See also United States ex rel. Schonbrun v. Commanding Officer, Armed Forces, 403 F.2d 371, 374 (2 Cir. 1968), cert. denied 394 U.S. 929, 89 S.Ct. 1195, 22 L.Ed.2d 460 (1969); Smith v. United States Air Force, 280 F.Supp. 478 (E.D.Pa.1968). The relief sought here would require the court to interfere with the Board's previous exercise of its lawful discretion.
As early said in Wilbur v. United States ex rel. Kadrie, 281 U.S. 206, 218, 50 S.Ct. 320, 324, 74 L.Ed. 809 (1930):
'Mandamus is employed to compel the performance, when refused, of a ministerial duty, this being its chief use. It also is employed to compel action, when refused, in matters involving judgment and discretion, but not to direct the exercise of judgment or discretion in a particular way nor to direct the retraction or reversal of action already taken in the exercise of either.'
The judgment of the district court dismissing the petition for mandamus is affirmed.2
We assume, without deciding that venue in this action properly lay in the Western District of Missouri. And for the purposes of this appeal, we will also assume that any further efforts for administrative relief would be futile

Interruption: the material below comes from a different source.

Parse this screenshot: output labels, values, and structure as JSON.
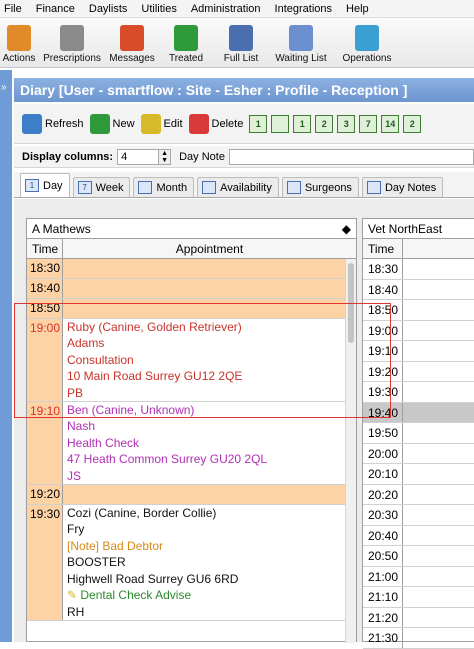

It should be noted that petitioner was given a full hearing on October 27, 1953, by the Board of Officers under the provisions of the then Army Regulation 615-368, before a finding was made as to his unfitness for Army duty. The record shows that the President of the Board explained to petitioner his right to be represented by counsel and that the petitioner stated he fully understood his rights but did not desire counsel of his own choosing or one appointed by the Board